TASK DETAILS
Keep only those lines of the records that include the string "code".
--- GIVEN ENTRIES ---
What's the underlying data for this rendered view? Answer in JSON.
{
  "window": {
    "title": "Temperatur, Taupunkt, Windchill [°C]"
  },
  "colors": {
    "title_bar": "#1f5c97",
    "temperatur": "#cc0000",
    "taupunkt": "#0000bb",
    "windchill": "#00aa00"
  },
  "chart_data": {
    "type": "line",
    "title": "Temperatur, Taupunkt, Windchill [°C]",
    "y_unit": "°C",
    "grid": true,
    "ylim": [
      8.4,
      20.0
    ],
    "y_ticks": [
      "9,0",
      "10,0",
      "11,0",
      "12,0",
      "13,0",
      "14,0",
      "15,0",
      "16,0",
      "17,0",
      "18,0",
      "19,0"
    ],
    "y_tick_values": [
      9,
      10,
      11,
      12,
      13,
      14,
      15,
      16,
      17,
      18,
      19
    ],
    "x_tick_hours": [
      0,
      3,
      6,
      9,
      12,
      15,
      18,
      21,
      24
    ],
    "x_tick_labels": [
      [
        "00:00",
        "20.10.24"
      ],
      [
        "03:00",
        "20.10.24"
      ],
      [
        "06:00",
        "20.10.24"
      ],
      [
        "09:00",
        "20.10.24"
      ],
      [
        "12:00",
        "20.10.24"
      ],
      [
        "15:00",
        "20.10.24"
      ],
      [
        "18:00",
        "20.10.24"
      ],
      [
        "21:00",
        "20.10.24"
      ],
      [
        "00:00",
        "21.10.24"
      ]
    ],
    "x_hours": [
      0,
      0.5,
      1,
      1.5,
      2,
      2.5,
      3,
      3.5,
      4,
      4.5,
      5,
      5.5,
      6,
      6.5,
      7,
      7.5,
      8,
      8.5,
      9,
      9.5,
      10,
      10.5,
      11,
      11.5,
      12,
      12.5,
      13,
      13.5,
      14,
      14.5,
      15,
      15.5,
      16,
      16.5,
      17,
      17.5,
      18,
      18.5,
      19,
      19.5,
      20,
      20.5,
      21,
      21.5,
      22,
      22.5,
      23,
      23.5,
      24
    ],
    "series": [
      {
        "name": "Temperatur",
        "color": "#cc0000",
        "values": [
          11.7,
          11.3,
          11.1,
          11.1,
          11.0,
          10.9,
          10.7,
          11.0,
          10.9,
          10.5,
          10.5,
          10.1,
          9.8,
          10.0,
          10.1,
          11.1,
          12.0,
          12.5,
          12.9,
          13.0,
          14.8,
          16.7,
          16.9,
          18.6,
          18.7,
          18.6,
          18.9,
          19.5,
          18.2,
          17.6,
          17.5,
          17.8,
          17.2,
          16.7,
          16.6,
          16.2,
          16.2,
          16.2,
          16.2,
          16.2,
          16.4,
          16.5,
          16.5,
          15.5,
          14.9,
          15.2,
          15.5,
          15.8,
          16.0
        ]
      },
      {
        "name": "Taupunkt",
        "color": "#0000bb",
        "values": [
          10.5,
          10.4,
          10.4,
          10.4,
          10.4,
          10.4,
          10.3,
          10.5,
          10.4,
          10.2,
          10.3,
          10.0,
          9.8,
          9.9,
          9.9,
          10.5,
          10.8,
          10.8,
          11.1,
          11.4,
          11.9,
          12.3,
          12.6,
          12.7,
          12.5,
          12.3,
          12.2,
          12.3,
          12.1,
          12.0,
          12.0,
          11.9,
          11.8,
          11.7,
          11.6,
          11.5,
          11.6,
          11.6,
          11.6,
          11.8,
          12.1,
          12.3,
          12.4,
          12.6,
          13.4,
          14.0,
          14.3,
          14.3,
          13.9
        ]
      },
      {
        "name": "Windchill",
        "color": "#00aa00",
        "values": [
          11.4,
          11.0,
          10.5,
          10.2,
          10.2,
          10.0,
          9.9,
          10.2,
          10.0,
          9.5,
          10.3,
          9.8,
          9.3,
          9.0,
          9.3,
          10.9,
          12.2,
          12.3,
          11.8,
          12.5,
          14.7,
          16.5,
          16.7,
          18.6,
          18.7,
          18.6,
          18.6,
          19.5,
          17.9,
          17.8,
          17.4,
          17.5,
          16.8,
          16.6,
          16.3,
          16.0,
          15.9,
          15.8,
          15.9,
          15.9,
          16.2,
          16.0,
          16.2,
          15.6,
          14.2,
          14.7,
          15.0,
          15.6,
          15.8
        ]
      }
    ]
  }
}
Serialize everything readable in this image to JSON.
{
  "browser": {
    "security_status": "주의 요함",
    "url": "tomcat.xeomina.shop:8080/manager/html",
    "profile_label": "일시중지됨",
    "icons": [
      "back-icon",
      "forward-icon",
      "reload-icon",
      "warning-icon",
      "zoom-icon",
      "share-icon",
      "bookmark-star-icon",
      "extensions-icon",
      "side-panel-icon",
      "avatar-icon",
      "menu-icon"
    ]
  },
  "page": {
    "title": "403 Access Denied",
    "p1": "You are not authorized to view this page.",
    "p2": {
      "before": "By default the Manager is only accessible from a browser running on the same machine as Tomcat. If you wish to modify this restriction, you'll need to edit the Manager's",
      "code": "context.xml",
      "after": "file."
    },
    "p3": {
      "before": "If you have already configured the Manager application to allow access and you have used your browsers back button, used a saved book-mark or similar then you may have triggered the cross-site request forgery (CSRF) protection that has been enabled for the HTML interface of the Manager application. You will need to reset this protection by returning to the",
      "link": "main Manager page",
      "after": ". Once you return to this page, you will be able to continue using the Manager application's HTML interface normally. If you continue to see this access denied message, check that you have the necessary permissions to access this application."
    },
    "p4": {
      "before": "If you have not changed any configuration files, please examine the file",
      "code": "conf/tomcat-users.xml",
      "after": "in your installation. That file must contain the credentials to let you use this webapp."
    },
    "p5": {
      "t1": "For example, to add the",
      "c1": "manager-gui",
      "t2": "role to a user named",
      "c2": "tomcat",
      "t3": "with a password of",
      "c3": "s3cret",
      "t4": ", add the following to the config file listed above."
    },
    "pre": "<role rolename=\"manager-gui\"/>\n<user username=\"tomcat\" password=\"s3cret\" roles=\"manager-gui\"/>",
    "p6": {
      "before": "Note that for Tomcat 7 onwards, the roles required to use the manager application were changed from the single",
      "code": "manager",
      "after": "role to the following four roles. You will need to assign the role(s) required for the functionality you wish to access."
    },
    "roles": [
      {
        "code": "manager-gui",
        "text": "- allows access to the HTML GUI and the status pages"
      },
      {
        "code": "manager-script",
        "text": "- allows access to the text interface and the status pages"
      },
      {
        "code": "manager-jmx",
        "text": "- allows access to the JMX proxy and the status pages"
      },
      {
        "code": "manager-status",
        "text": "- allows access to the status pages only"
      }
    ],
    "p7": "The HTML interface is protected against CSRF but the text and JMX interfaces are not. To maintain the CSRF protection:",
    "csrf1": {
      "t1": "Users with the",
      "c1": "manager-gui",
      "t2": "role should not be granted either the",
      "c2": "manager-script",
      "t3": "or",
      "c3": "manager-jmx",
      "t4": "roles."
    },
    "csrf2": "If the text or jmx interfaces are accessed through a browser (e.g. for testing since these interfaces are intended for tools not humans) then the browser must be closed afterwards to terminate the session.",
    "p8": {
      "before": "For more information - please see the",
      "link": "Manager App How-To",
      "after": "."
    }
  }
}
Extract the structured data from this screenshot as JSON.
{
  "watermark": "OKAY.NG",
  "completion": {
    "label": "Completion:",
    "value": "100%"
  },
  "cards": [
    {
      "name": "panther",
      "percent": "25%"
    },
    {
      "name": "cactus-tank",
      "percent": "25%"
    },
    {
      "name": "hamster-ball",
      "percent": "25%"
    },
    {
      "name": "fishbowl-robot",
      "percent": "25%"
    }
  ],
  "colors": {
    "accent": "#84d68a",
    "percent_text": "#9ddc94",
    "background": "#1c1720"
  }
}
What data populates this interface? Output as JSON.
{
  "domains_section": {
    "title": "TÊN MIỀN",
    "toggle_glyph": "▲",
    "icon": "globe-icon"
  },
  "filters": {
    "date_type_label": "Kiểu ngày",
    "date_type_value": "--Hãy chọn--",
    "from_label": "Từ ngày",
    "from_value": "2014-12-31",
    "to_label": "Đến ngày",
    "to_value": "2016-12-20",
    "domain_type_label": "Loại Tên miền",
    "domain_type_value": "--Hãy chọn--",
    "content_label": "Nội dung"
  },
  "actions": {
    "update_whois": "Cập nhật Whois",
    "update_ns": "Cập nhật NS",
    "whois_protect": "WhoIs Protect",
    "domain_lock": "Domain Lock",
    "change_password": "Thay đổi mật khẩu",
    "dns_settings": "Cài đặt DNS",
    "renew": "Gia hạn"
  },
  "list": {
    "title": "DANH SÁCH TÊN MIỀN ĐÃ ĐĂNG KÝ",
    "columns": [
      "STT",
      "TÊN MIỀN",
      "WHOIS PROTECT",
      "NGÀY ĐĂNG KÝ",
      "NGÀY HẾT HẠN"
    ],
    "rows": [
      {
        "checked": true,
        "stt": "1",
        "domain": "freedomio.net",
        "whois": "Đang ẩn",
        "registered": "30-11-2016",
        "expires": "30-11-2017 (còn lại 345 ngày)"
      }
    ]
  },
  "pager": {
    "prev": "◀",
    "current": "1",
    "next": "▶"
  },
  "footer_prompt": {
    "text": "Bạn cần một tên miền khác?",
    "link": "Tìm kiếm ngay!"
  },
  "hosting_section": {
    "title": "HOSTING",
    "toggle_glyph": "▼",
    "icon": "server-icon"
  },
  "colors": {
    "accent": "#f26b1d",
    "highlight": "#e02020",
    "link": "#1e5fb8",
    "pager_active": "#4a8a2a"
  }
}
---
EXERCISE RESPONSE
      "code": "context.xml",
      "code": "conf/tomcat-users.xml",
      "code": "manager",
        "code": "manager-gui",
        "code": "manager-script",
        "code": "manager-jmx",
        "code": "manager-status",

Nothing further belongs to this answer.